PROBLEM TO WORK ON: Text only, exactly as given: reproduce the entries below without their pictures.

○ ○ ○ ○ ○

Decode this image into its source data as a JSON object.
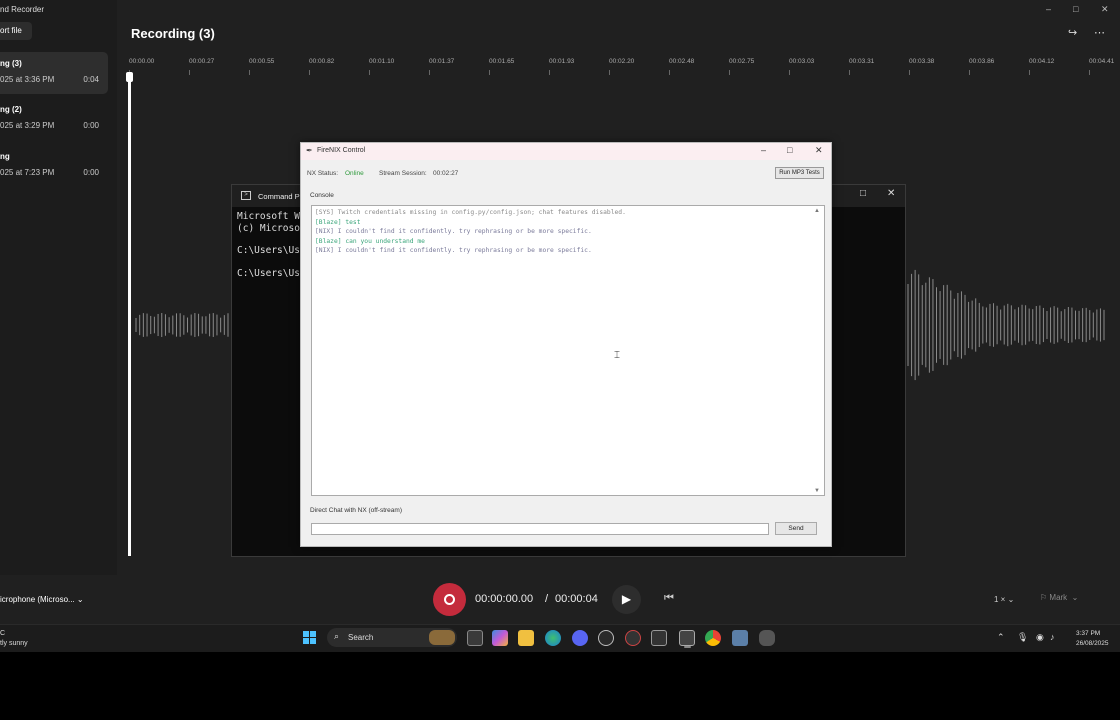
{
  "recorder": {
    "app_title": "nd Recorder",
    "import_label": "ort file",
    "items": [
      {
        "name": "ng (3)",
        "date": "025 at 3:36 PM",
        "duration": "0:04"
      },
      {
        "name": "ng (2)",
        "date": "025 at 3:29 PM",
        "duration": "0:00"
      },
      {
        "name": "ng",
        "date": "025 at 7:23 PM",
        "duration": "0:00"
      }
    ],
    "main_title": "Recording (3)",
    "timeline_ticks": [
      "00:00.00",
      "00:00.27",
      "00:00.55",
      "00:00.82",
      "00:01.10",
      "00:01.37",
      "00:01.65",
      "00:01.93",
      "00:02.20",
      "00:02.48",
      "00:02.75",
      "00:03.03",
      "00:03.31",
      "00:03.38",
      "00:03.86",
      "00:04.12",
      "00:04.41"
    ],
    "mic_label": "icrophone (Microso... ⌄",
    "current_time": "00:00:00.00",
    "separator": "/",
    "total_time": "00:00:04",
    "speed": "1 ×  ⌄",
    "mark": "Mark",
    "window_controls": [
      "–",
      "□",
      "✕"
    ]
  },
  "cmd": {
    "title": "Command P",
    "lines": [
      "Microsoft Wi",
      "(c) Microso",
      "C:\\Users\\Use",
      "C:\\Users\\Use"
    ]
  },
  "nix": {
    "title": "FireNIX Control",
    "status_label": "NX Status:",
    "status_value": "Online",
    "session_label": "Stream Session:",
    "session_value": "00:02:27",
    "run_tests": "Run MP3 Tests",
    "console_label": "Console",
    "logs": [
      {
        "text": "[SYS] Twitch credentials missing in config.py/config.json; chat features disabled.",
        "color": "#8a8a8a"
      },
      {
        "text": "[Blaze] test",
        "color": "#3aa57a"
      },
      {
        "text": "[NIX] I couldn't find it confidently. try rephrasing or be more specific.",
        "color": "#7a7a9a"
      },
      {
        "text": "[Blaze] can you understand me",
        "color": "#3aa57a"
      },
      {
        "text": "[NIX] I couldn't find it confidently. try rephrasing or be more specific.",
        "color": "#7a7a9a"
      }
    ],
    "chat_label": "Direct Chat with NX (off-stream)",
    "chat_value": "",
    "send": "Send"
  },
  "taskbar": {
    "weather_temp": "C",
    "weather_desc": "tly sunny",
    "search": "Search",
    "time": "3:37 PM",
    "date": "26/08/2025"
  },
  "colors": {
    "record": "#c42b3c",
    "online": "#2e9a3c",
    "accent": "#4cc2ff"
  }
}
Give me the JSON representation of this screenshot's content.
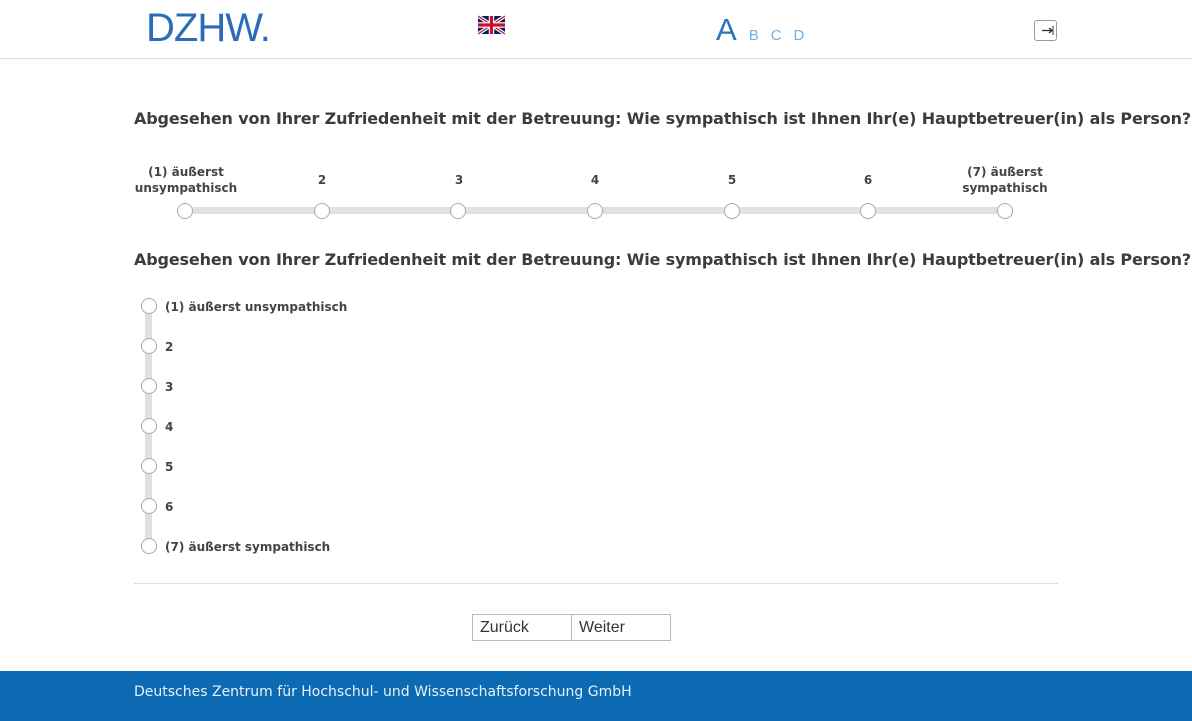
{
  "header": {
    "logo_text": "DZHW",
    "logo_dot": ".",
    "language_flag_icon": "uk-flag-icon",
    "font_size_options": [
      "A",
      "B",
      "C",
      "D"
    ],
    "logout_icon": "logout-arrow-icon"
  },
  "question1": {
    "text": "Abgesehen von Ihrer Zufriedenheit mit der Betreuung: Wie sympathisch ist Ihnen Ihr(e) Hauptbetreuer(in) als Person?",
    "options": [
      {
        "line1": "(1) äußerst",
        "line2": "unsympathisch"
      },
      {
        "line1": "2",
        "line2": ""
      },
      {
        "line1": "3",
        "line2": ""
      },
      {
        "line1": "4",
        "line2": ""
      },
      {
        "line1": "5",
        "line2": ""
      },
      {
        "line1": "6",
        "line2": ""
      },
      {
        "line1": "(7) äußerst",
        "line2": "sympathisch"
      }
    ]
  },
  "question2": {
    "text": "Abgesehen von Ihrer Zufriedenheit mit der Betreuung: Wie sympathisch ist Ihnen Ihr(e) Hauptbetreuer(in) als Person?",
    "options": [
      "(1) äußerst unsympathisch",
      "2",
      "3",
      "4",
      "5",
      "6",
      "(7) äußerst sympathisch"
    ]
  },
  "navigation": {
    "back_label": "Zurück",
    "next_label": "Weiter"
  },
  "footer": {
    "text": "Deutsches Zentrum für Hochschul- und Wissenschaftsforschung GmbH"
  },
  "colors": {
    "brand_blue": "#2b6cb8",
    "footer_blue": "#0b6ab2",
    "track_gray": "#e1e1e1"
  }
}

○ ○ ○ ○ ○

OUTPUT FOR THIS TASK:
Decode this image into its source data as a JSON object.
{
  "recorder": {
    "app_title": "nd Recorder",
    "import_label": "ort file",
    "items": [
      {
        "name": "ng (3)",
        "date": "025 at 3:36 PM",
        "duration": "0:04"
      },
      {
        "name": "ng (2)",
        "date": "025 at 3:29 PM",
        "duration": "0:00"
      },
      {
        "name": "ng",
        "date": "025 at 7:23 PM",
        "duration": "0:00"
      }
    ],
    "main_title": "Recording (3)",
    "timeline_ticks": [
      "00:00.00",
      "00:00.27",
      "00:00.55",
      "00:00.82",
      "00:01.10",
      "00:01.37",
      "00:01.65",
      "00:01.93",
      "00:02.20",
      "00:02.48",
      "00:02.75",
      "00:03.03",
      "00:03.31",
      "00:03.38",
      "00:03.86",
      "00:04.12",
      "00:04.41"
    ],
    "mic_label": "icrophone (Microso... ⌄",
    "current_time": "00:00:00.00",
    "separator": "/",
    "total_time": "00:00:04",
    "speed": "1 ×  ⌄",
    "mark": "Mark",
    "window_controls": [
      "–",
      "□",
      "✕"
    ]
  },
  "cmd": {
    "title": "Command P",
    "lines": [
      "Microsoft Wi",
      "(c) Microso",
      "C:\\Users\\Use",
      "C:\\Users\\Use"
    ]
  },
  "nix": {
    "title": "FireNIX Control",
    "status_label": "NX Status:",
    "status_value": "Online",
    "session_label": "Stream Session:",
    "session_value": "00:02:27",
    "run_tests": "Run MP3 Tests",
    "console_label": "Console",
    "logs": [
      {
        "text": "[SYS] Twitch credentials missing in config.py/config.json; chat features disabled.",
        "color": "#8a8a8a"
      },
      {
        "text": "[Blaze] test",
        "color": "#3aa57a"
      },
      {
        "text": "[NIX] I couldn't find it confidently. try rephrasing or be more specific.",
        "color": "#7a7a9a"
      },
      {
        "text": "[Blaze] can you understand me",
        "color": "#3aa57a"
      },
      {
        "text": "[NIX] I couldn't find it confidently. try rephrasing or be more specific.",
        "color": "#7a7a9a"
      }
    ],
    "chat_label": "Direct Chat with NX (off-stream)",
    "chat_value": "",
    "send": "Send"
  },
  "taskbar": {
    "weather_temp": "C",
    "weather_desc": "tly sunny",
    "search": "Search",
    "time": "3:37 PM",
    "date": "26/08/2025"
  },
  "colors": {
    "record": "#c42b3c",
    "online": "#2e9a3c",
    "accent": "#4cc2ff"
  }
}
Give me the JSON representation of this screenshot's content.
{
  "header": {
    "logo_text": "DZHW",
    "logo_dot": ".",
    "language_flag_icon": "uk-flag-icon",
    "font_size_options": [
      "A",
      "B",
      "C",
      "D"
    ],
    "logout_icon": "logout-arrow-icon"
  },
  "question1": {
    "text": "Abgesehen von Ihrer Zufriedenheit mit der Betreuung: Wie sympathisch ist Ihnen Ihr(e) Hauptbetreuer(in) als Person?",
    "options": [
      {
        "line1": "(1) äußerst",
        "line2": "unsympathisch"
      },
      {
        "line1": "2",
        "line2": ""
      },
      {
        "line1": "3",
        "line2": ""
      },
      {
        "line1": "4",
        "line2": ""
      },
      {
        "line1": "5",
        "line2": ""
      },
      {
        "line1": "6",
        "line2": ""
      },
      {
        "line1": "(7) äußerst",
        "line2": "sympathisch"
      }
    ]
  },
  "question2": {
    "text": "Abgesehen von Ihrer Zufriedenheit mit der Betreuung: Wie sympathisch ist Ihnen Ihr(e) Hauptbetreuer(in) als Person?",
    "options": [
      "(1) äußerst unsympathisch",
      "2",
      "3",
      "4",
      "5",
      "6",
      "(7) äußerst sympathisch"
    ]
  },
  "navigation": {
    "back_label": "Zurück",
    "next_label": "Weiter"
  },
  "footer": {
    "text": "Deutsches Zentrum für Hochschul- und Wissenschaftsforschung GmbH"
  },
  "colors": {
    "brand_blue": "#2b6cb8",
    "footer_blue": "#0b6ab2",
    "track_gray": "#e1e1e1"
  }
}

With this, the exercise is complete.